- Work instruction
Your answer should be one number: how many lines below hold the word "germany".

══ The input ══

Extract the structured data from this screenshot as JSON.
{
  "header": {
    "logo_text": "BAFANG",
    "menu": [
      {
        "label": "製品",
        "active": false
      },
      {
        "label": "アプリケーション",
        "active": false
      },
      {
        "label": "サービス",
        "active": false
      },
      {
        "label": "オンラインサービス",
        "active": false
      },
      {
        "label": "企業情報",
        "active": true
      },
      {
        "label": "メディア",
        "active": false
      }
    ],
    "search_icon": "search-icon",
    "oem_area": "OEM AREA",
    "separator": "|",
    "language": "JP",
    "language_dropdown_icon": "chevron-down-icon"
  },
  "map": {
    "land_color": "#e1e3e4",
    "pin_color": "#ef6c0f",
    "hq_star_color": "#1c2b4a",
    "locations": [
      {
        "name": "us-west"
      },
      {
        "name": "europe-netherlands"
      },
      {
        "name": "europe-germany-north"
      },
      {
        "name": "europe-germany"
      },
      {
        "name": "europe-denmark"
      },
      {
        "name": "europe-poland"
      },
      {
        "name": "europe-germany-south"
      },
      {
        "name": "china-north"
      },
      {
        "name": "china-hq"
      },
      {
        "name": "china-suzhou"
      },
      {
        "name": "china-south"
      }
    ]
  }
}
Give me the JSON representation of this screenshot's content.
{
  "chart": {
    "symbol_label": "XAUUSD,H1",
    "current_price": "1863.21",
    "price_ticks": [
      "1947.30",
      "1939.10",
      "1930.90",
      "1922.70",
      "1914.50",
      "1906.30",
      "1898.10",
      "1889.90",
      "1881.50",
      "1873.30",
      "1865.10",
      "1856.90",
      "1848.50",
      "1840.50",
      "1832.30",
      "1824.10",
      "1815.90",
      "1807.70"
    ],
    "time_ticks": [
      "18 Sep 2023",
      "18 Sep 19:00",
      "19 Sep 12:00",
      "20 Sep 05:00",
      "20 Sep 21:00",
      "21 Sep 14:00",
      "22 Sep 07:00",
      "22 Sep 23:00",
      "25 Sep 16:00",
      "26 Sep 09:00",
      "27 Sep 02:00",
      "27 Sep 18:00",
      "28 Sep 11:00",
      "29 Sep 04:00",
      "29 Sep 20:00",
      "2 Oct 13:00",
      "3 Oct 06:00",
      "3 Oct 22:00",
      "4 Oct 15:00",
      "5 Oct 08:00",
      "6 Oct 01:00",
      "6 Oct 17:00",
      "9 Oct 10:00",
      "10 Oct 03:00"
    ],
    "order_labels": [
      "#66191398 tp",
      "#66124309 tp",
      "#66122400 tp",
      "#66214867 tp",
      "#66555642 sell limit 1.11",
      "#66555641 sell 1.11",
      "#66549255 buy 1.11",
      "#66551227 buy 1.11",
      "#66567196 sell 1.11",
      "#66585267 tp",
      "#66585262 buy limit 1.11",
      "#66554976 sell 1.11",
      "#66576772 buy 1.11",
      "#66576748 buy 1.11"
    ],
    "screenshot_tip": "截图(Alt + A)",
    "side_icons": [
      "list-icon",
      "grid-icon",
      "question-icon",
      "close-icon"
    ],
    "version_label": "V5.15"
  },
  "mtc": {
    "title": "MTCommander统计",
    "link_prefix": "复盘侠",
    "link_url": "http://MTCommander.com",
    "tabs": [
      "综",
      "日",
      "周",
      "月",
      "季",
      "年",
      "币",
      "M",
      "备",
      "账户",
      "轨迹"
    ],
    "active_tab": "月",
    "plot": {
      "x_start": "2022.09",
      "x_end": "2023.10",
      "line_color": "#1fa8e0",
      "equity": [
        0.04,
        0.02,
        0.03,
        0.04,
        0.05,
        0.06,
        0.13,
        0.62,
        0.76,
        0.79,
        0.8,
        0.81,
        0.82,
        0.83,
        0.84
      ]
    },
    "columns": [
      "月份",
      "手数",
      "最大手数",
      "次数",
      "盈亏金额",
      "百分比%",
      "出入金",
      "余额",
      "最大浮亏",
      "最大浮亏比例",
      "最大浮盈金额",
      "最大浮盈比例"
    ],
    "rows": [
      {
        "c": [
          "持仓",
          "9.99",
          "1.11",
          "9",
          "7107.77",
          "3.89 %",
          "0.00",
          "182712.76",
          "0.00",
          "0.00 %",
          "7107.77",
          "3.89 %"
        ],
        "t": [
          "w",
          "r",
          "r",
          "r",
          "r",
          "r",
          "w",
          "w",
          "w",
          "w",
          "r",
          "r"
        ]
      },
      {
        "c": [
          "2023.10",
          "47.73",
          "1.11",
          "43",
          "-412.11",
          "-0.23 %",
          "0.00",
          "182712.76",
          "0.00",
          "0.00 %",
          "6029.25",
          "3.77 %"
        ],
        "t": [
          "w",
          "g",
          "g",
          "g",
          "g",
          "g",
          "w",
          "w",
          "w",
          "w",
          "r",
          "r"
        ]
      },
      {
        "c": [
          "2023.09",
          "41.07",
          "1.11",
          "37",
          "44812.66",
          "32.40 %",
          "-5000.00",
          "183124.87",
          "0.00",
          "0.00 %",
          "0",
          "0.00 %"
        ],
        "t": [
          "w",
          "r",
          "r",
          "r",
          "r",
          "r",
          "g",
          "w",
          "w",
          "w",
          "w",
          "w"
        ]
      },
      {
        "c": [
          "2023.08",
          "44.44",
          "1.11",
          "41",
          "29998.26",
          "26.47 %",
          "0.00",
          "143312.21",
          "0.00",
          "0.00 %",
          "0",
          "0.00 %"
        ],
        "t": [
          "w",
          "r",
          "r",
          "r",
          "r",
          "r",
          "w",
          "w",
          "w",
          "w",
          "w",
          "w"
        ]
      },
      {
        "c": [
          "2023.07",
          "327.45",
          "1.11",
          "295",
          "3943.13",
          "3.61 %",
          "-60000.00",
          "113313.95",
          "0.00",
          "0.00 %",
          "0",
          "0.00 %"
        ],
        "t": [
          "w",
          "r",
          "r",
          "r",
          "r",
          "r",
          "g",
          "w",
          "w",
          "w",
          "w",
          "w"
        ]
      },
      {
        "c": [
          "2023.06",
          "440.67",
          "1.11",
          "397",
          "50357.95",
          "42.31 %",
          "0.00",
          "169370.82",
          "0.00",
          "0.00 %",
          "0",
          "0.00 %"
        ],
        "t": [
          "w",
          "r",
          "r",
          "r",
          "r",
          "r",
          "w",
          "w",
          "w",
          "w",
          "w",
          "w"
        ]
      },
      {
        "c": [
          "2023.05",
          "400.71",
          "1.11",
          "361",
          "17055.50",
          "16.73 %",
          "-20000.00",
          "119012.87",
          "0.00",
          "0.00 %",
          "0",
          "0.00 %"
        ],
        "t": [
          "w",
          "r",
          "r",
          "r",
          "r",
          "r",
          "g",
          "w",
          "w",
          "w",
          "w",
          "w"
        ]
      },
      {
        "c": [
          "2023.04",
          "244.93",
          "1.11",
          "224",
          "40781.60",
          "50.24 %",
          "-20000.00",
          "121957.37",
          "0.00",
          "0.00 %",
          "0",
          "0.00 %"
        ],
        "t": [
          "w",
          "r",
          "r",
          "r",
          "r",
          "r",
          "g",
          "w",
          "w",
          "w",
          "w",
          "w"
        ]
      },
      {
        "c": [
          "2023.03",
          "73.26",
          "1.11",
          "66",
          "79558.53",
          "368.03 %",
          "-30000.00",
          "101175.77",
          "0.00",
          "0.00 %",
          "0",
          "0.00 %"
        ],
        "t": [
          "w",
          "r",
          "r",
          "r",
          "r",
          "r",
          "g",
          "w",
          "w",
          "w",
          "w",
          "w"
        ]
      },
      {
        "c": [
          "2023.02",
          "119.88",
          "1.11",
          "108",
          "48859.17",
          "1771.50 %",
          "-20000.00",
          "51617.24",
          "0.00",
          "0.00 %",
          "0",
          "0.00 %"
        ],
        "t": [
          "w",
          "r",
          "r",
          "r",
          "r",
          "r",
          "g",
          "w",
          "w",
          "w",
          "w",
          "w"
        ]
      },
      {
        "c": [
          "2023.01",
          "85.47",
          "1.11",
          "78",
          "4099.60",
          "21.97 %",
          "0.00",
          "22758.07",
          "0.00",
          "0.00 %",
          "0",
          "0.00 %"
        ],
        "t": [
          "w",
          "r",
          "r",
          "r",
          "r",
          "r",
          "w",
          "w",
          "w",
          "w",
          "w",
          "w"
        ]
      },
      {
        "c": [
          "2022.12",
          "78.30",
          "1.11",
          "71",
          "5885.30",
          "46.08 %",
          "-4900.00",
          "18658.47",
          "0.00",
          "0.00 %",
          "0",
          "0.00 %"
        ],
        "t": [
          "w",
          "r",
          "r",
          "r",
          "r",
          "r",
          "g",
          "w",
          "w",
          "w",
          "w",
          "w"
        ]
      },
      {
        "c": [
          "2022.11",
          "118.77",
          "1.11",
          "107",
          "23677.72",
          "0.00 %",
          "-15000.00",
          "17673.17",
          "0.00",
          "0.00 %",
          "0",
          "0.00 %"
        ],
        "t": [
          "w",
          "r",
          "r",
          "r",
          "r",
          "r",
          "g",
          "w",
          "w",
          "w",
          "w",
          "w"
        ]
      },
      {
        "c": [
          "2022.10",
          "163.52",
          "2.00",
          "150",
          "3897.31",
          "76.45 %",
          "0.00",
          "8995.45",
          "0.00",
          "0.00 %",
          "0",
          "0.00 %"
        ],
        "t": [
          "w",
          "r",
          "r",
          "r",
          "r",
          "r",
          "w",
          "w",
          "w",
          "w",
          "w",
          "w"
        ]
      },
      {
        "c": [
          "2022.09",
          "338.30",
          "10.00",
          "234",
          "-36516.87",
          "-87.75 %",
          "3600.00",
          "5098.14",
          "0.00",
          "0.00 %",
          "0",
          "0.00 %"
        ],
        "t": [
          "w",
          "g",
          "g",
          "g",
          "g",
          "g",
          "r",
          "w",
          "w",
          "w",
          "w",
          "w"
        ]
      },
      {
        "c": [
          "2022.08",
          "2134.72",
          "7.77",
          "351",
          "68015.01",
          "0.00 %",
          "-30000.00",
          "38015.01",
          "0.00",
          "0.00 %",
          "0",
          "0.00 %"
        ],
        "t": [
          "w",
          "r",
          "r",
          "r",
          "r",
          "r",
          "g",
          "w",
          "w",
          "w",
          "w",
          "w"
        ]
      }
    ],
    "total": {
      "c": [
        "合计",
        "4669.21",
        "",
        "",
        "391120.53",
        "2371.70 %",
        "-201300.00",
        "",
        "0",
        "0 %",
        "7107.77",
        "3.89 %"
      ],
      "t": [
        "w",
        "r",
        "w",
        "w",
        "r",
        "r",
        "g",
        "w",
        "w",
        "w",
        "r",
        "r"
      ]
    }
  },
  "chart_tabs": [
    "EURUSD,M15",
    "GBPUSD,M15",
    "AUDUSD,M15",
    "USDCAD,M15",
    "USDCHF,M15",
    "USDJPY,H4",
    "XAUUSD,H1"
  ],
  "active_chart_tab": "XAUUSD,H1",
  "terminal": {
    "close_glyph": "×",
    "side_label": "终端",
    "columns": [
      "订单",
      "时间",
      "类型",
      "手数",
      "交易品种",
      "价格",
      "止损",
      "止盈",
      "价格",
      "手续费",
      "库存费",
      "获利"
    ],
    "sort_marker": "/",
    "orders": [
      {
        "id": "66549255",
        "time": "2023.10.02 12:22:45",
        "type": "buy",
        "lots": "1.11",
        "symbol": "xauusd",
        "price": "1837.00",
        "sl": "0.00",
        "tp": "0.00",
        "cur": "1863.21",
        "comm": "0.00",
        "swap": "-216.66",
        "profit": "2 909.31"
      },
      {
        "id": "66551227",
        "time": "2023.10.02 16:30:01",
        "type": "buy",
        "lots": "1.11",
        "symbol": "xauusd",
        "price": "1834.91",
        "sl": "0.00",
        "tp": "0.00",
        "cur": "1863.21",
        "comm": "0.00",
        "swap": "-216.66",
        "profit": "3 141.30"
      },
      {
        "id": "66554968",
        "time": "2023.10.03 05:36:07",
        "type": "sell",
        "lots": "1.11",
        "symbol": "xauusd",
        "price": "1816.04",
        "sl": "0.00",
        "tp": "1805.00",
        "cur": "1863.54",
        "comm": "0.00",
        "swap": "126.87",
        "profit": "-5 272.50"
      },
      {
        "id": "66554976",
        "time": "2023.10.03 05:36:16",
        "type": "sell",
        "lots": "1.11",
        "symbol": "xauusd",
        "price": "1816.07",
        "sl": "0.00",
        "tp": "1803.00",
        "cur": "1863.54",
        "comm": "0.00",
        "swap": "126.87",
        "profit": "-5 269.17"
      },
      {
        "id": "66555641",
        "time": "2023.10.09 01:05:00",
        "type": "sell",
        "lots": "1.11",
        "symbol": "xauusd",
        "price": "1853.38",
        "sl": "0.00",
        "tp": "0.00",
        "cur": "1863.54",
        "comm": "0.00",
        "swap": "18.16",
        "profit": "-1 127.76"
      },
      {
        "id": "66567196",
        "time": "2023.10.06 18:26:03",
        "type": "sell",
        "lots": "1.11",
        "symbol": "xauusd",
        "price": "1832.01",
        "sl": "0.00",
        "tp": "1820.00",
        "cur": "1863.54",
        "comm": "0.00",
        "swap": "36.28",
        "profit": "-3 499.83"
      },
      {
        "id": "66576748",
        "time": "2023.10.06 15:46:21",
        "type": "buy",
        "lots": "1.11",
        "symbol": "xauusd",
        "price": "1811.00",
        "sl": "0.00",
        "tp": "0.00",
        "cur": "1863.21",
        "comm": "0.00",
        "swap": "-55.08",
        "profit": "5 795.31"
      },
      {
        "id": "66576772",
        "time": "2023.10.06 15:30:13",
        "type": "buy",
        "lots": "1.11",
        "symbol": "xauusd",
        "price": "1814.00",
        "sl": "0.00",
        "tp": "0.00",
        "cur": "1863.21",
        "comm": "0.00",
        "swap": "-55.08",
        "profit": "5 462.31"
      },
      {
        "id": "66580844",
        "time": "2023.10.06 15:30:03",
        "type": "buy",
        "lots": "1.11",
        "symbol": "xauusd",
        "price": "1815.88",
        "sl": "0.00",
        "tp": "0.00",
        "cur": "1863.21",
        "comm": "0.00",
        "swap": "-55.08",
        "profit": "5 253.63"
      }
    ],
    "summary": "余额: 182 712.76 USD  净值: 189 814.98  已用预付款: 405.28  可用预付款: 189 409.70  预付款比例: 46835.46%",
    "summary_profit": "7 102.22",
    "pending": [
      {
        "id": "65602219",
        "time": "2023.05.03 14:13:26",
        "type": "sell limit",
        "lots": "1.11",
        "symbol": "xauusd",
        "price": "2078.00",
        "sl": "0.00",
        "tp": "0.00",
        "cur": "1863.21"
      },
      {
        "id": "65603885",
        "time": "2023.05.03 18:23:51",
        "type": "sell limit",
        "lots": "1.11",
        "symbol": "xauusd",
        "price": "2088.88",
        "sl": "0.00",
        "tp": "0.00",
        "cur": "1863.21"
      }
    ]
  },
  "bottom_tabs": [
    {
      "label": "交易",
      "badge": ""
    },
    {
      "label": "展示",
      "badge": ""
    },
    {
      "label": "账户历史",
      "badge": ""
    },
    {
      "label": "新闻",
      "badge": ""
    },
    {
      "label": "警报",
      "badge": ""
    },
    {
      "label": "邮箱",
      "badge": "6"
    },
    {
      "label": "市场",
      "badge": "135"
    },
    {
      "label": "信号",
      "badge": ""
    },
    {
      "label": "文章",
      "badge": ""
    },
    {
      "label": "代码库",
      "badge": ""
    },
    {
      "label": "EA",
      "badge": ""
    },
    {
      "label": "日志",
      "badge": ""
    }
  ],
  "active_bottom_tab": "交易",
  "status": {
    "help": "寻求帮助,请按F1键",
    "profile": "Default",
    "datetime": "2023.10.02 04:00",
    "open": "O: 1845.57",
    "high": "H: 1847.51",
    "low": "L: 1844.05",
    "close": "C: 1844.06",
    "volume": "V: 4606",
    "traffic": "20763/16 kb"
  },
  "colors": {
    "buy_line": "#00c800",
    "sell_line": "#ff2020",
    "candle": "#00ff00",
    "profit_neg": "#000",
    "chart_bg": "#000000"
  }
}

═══

- Task response
3